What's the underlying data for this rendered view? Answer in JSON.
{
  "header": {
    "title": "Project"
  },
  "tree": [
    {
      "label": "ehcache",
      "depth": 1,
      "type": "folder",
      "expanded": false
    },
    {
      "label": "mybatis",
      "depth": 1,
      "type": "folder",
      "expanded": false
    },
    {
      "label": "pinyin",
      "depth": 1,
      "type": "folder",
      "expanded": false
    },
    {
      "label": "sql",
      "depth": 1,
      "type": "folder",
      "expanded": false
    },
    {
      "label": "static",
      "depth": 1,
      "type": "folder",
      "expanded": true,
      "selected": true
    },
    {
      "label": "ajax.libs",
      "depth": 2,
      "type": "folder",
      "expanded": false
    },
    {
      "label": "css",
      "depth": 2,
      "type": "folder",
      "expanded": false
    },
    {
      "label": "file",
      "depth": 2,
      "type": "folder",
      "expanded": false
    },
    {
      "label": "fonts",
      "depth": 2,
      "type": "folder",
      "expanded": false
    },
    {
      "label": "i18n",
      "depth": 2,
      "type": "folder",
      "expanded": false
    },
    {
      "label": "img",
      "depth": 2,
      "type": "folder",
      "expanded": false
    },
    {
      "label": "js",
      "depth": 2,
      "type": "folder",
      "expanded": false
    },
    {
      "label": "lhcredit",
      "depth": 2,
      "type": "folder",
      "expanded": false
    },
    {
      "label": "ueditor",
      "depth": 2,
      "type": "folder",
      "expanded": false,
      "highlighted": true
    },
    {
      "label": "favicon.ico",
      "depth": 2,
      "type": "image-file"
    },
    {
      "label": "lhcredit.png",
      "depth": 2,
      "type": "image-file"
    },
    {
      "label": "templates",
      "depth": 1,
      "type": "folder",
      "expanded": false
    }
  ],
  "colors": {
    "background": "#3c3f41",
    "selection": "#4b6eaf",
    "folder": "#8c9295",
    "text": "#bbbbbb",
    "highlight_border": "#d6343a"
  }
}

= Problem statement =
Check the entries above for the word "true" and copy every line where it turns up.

= Finished task =
      "expanded": true,
      "selected": true
      "highlighted": true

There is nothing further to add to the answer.